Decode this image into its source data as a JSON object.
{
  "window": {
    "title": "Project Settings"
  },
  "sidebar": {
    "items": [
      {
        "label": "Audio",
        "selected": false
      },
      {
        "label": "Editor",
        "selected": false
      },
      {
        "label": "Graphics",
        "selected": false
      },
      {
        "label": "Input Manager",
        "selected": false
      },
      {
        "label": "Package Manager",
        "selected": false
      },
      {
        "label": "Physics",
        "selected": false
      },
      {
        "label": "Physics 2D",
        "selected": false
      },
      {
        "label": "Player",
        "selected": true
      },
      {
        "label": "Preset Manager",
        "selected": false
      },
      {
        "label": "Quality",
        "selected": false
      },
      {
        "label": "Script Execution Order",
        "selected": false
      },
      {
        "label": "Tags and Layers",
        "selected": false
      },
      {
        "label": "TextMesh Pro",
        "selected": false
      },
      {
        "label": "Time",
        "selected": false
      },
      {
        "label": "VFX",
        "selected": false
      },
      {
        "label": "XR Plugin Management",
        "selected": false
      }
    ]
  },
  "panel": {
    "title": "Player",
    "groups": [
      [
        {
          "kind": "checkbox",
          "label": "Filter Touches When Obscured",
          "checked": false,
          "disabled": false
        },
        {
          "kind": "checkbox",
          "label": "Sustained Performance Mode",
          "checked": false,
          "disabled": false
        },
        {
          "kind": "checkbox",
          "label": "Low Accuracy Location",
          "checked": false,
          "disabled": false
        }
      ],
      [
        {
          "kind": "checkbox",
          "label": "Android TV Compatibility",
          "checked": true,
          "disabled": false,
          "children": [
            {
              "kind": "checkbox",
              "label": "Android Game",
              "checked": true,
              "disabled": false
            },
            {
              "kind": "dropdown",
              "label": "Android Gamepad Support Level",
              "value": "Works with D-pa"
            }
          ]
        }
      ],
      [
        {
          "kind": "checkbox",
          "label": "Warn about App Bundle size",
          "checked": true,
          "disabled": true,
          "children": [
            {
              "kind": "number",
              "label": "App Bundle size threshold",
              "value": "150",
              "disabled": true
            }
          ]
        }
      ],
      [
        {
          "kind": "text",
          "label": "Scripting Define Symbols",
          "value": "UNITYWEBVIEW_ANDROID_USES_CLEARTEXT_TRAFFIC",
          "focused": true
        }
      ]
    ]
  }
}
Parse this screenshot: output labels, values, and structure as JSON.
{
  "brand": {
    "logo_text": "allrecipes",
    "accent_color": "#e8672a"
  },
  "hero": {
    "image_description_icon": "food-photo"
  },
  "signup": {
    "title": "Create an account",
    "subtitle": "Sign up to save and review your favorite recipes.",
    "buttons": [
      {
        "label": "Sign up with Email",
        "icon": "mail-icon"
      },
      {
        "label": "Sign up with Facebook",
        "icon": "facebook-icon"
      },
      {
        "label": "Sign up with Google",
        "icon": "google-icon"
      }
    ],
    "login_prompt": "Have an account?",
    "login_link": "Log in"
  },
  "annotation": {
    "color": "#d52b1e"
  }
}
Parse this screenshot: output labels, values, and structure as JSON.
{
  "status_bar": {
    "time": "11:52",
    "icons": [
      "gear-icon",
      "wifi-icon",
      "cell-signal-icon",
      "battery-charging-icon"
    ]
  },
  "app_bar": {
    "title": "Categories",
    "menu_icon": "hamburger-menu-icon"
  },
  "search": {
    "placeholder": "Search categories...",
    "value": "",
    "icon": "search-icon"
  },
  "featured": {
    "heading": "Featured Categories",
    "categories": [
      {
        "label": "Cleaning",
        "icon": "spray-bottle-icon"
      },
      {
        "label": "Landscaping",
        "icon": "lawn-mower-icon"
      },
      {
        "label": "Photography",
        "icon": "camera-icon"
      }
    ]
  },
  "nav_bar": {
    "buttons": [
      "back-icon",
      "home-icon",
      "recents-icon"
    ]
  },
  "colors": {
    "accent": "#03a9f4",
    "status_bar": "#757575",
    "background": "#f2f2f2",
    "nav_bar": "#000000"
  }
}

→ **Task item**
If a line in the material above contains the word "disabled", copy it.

→ **Task response**
          "disabled": false
          "disabled": false
          "disabled": false
          "disabled": false,
              "disabled": false
          "disabled": true,
              "disabled": true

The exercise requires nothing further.